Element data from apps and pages

○ ○ ○ ○

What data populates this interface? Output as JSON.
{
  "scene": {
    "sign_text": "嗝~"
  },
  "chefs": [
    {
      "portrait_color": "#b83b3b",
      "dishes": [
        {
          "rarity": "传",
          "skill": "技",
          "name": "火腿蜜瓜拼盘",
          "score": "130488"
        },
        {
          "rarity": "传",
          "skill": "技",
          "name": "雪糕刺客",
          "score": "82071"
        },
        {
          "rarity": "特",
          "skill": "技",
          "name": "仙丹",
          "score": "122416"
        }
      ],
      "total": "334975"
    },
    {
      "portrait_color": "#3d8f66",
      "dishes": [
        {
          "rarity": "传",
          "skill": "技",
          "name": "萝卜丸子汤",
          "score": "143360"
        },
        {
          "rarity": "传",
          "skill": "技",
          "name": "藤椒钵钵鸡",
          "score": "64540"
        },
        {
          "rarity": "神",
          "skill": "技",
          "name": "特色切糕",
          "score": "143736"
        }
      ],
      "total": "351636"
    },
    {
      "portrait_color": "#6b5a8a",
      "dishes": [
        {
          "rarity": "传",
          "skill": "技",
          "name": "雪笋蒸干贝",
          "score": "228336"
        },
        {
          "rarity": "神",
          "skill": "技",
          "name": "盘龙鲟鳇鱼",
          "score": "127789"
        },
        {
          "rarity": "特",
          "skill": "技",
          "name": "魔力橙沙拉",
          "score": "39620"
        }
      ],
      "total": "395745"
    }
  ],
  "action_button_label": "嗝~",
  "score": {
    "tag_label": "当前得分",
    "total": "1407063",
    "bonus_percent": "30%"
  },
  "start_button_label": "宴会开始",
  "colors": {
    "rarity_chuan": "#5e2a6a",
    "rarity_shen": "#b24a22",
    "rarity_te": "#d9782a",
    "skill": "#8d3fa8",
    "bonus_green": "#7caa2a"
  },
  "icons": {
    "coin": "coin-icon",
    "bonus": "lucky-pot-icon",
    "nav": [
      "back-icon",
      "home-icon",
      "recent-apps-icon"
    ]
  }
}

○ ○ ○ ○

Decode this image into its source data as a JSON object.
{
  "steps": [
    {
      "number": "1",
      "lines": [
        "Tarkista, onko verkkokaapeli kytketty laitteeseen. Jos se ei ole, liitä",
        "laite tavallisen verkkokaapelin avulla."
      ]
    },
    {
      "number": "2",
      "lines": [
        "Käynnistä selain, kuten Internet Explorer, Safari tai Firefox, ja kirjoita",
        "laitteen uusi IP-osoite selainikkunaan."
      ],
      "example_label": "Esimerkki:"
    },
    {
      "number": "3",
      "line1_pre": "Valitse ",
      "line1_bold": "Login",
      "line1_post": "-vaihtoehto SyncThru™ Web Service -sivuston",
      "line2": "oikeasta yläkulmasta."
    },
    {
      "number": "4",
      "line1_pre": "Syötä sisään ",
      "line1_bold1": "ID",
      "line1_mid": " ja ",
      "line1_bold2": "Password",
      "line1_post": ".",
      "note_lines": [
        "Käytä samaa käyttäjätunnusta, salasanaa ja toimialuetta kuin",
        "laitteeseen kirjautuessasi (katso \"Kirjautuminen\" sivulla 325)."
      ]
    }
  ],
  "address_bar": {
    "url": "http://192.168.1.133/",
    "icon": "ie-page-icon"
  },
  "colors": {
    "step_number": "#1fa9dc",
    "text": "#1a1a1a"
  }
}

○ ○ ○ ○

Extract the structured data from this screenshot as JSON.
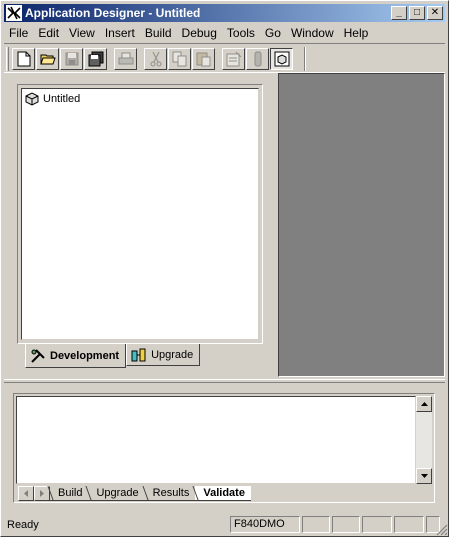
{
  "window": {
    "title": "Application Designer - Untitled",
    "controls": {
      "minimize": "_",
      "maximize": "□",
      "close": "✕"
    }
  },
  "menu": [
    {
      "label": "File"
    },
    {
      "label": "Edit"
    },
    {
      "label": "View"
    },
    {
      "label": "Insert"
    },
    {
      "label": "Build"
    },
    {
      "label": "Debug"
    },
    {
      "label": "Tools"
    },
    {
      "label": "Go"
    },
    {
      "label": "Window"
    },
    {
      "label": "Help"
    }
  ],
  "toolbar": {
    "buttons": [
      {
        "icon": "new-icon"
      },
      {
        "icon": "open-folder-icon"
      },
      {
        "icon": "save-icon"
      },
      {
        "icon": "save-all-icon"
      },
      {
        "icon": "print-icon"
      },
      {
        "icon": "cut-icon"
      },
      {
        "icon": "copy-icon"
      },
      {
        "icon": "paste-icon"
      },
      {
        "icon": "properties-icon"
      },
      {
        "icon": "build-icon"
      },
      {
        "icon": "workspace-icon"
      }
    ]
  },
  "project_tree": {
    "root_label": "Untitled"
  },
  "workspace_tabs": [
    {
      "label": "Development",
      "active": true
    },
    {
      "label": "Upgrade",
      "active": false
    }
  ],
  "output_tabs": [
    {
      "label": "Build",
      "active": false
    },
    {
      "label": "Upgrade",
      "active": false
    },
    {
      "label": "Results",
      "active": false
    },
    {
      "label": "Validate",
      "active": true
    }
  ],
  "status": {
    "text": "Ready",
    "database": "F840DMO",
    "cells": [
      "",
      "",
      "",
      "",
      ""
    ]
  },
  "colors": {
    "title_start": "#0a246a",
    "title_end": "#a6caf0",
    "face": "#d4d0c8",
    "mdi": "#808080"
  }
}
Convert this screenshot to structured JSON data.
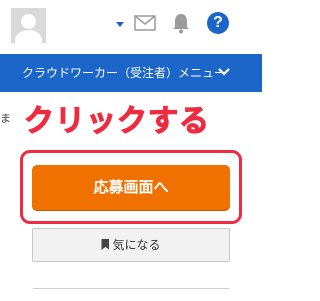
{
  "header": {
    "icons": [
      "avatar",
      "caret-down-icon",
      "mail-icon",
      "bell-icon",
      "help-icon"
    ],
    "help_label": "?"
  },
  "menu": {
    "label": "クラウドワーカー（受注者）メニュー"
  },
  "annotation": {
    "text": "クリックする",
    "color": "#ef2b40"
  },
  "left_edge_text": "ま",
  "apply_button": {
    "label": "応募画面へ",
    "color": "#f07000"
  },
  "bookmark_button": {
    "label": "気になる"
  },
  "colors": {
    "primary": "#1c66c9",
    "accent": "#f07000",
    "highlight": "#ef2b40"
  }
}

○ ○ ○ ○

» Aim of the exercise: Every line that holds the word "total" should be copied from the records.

» Result of the task:
      "total": "334975"
      "total": "351636"
      "total": "395745"
    "total": "1407063",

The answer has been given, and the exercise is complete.